4.) Learn your region.

in the place you cover and listen for the big music note by
note -- in the stories people tell, what they eat, how they pray. Be
curious: talk to policy wonks, talk to shopkeepers, talk to the woman
who sweeps your floors. Appreciate the freedom of not having an editor
leaning over your shoulder: use it to teach yourself.

Read a lot, and not just the things you think you're supposed to read. In India, Salman Rushdie's "Midnight's Children" taught me more about Partition than any history book, and in Kashmir, the poetry of Agha Shahid Ali
offered more clarity than a stack of government reports. Watch movies
and dance performances, read the newspapers. If you can, learn the
. A lot of knowledge is ambient, and if you let it, it just
seeps into you.

5.) Write a sharp pitch.

You should
do enough reporting before you pitch a story to know that it's solid.
Remember that editors are busy and don't want to see your notes: it's
your job to turn what you've found into an alluring (and tight)
synopsis that traces the narrative arc of your story and explains what
it means and why it's important and timely.

Be persistent
about following up, but don't hassle editors. If you don't hear back,
and it's a story you feel strongly about, write it and send it anyway.
I couldn't believe it when a foreign correspondent gave me this advice,
and I couldn't have been more surprised a few days later when I saw my
story on the paper's Web site. Write for yourself: tell the stories you
want to read. Chances are, others will agree with you.

6.) Be generous, not competitive.

goes around comes around. Of course, there are times when it's better
to keep information to yourself, but if you can tell another reporter
about a meeting or share a flight schedule, it'll come back to you a
hundredfold. Working overseas, you never know when you'll need help,
and helping others makes asking for help easier.

7.) Be determined; be patient.

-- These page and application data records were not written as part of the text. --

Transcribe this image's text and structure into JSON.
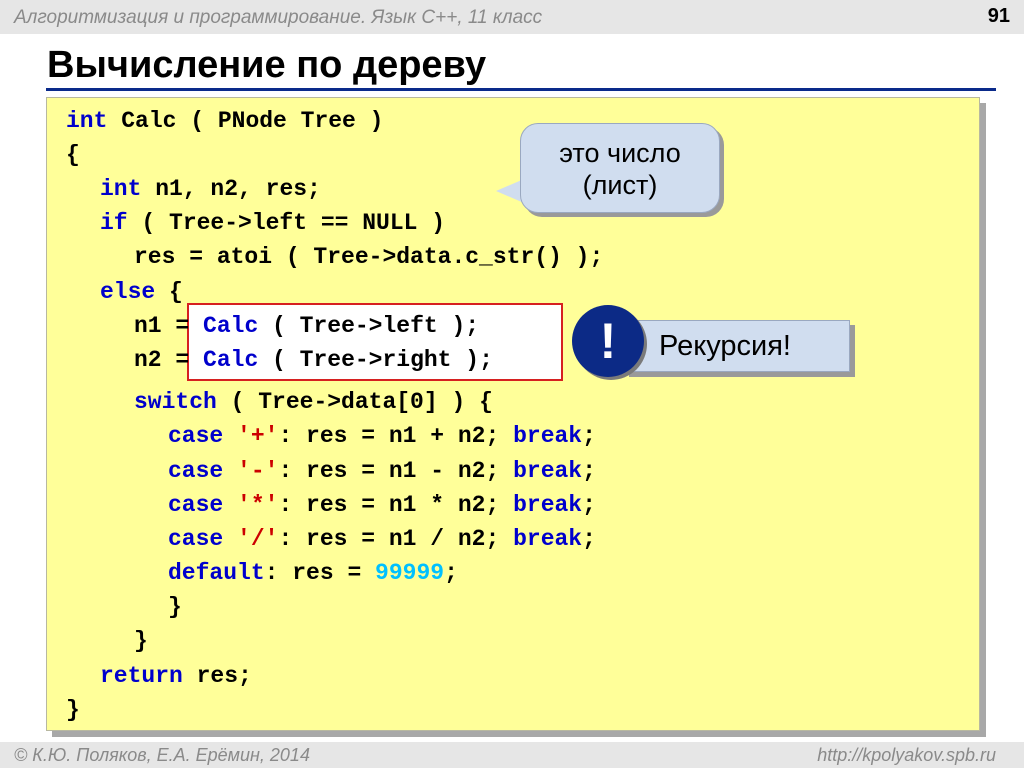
{
  "header": {
    "course": "Алгоритмизация и программирование. Язык С++, 11 класс",
    "page_number": "91"
  },
  "slide_title": "Вычисление по дереву",
  "code": {
    "l1_kw": "int",
    "l1_rest": " Calc ( PNode Tree )",
    "l2": "{",
    "l3_kw": "int",
    "l3_rest": " n1, n2, res;",
    "l4_kw": "if",
    "l4_rest": " ( Tree->left == NULL )",
    "l5": "res = atoi ( Tree->data.c_str() );",
    "l6_kw": "else",
    "l6_rest": " {",
    "l7_var": "n1 =",
    "l7_calc": "Calc",
    "l7_rest": " ( Tree->left );",
    "l8_var": "n2 =",
    "l8_calc": "Calc",
    "l8_rest": " ( Tree->right );",
    "l9_kw": "switch",
    "l9_rest": " ( Tree->data[0] ) {",
    "case_kw": "case",
    "break_kw": "break",
    "l10_ch": "'+'",
    "l10_expr": ": res = n1 + n2; ",
    "l11_ch": "'-'",
    "l11_expr": ": res = n1 - n2; ",
    "l12_ch": "'*'",
    "l12_expr": ": res = n1 * n2; ",
    "l13_ch": "'/'",
    "l13_expr": ": res = n1 / n2; ",
    "semicolon": ";",
    "l14_kw": "default",
    "l14_mid": ": res = ",
    "l14_num": "99999",
    "l15": "}",
    "l16": "}",
    "l17_kw": "return",
    "l17_rest": " res;",
    "l18": "}"
  },
  "callout_leaf": {
    "line1": "это число",
    "line2": "(лист)"
  },
  "callout_recursion": {
    "icon": "exclamation-icon",
    "mark": "!",
    "text": "Рекурсия!"
  },
  "footer": {
    "copyright": "© К.Ю. Поляков, Е.А. Ерёмин, 2014",
    "url": "http://kpolyakov.spb.ru"
  },
  "colors": {
    "code_background": "#ffff99",
    "keyword": "#0000cc",
    "string_literal": "#cc0000",
    "number_literal": "#00c0ff",
    "title_rule": "#0a2a8a",
    "highlight_border": "#d62020",
    "callout_fill": "#d0ddef",
    "exclamation_fill": "#0c2a86"
  }
}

freelancers -- and to some degree, all foreign correspondents -- live
between these behavioral poles. Believe in the story, talk your way
through the checkpoint, seek out the reclusive expert, find the
relatives of the murdered children. Don't give up on the story until
you get it. At the same time, don't be pushy. Listen until they believe
you're really listening, even if it takes hours. Swallow many cups of
tea. If you think something's going to happen, hang around all day
waiting for it, and if you're getting in the way, go away and come back
later. In many foreign cultures, events unfold slowly. Just being there
counts for a lot.

8.) When considering danger, ask tough questions.

is exciting, and standing on the sidelines can be excruciating. But
before you dive into a conflict, understand what you have to gain by
doing the story, and what you stand to lose. Do you have the equipment
and resources to do more than get in and out with a few quick
observations and a sexy dateline? How important -- and distinctive --
is the story you're going to tell? How dangerous is it, and what can
you do to protect yourself?

Remember that when you work with
translators and other staff in a conflict zone, you are responsible for
their safety. None of this should dissuade an informed, prepared
reporter from covering war. But if, on answering these questions
honestly, you find that you're eager to go because it seems cool and
glamorous and it'll be a great story to tell over beers back home, you
may want to reconsider.

Vanessa Gezari has been a
foreign and national correspondent at the
St. Petersburg (Fla.) Times since
June 2004. She came to the
Times after nearly three years freelancing
in New Delhi and Kabul, writing about politics, conflict and culture
for the
Chicago Tribune, The (Baltimore) Sun, Slate and others. In
2004, she trained Afghan journalists with the Institute for War and
Peace Reporting
. Before moving to South Asia, she was a one-year
resident at the
Chicago Tribune and a general assignment and city hall
reporter at the
Toledo (Ohio) Blade.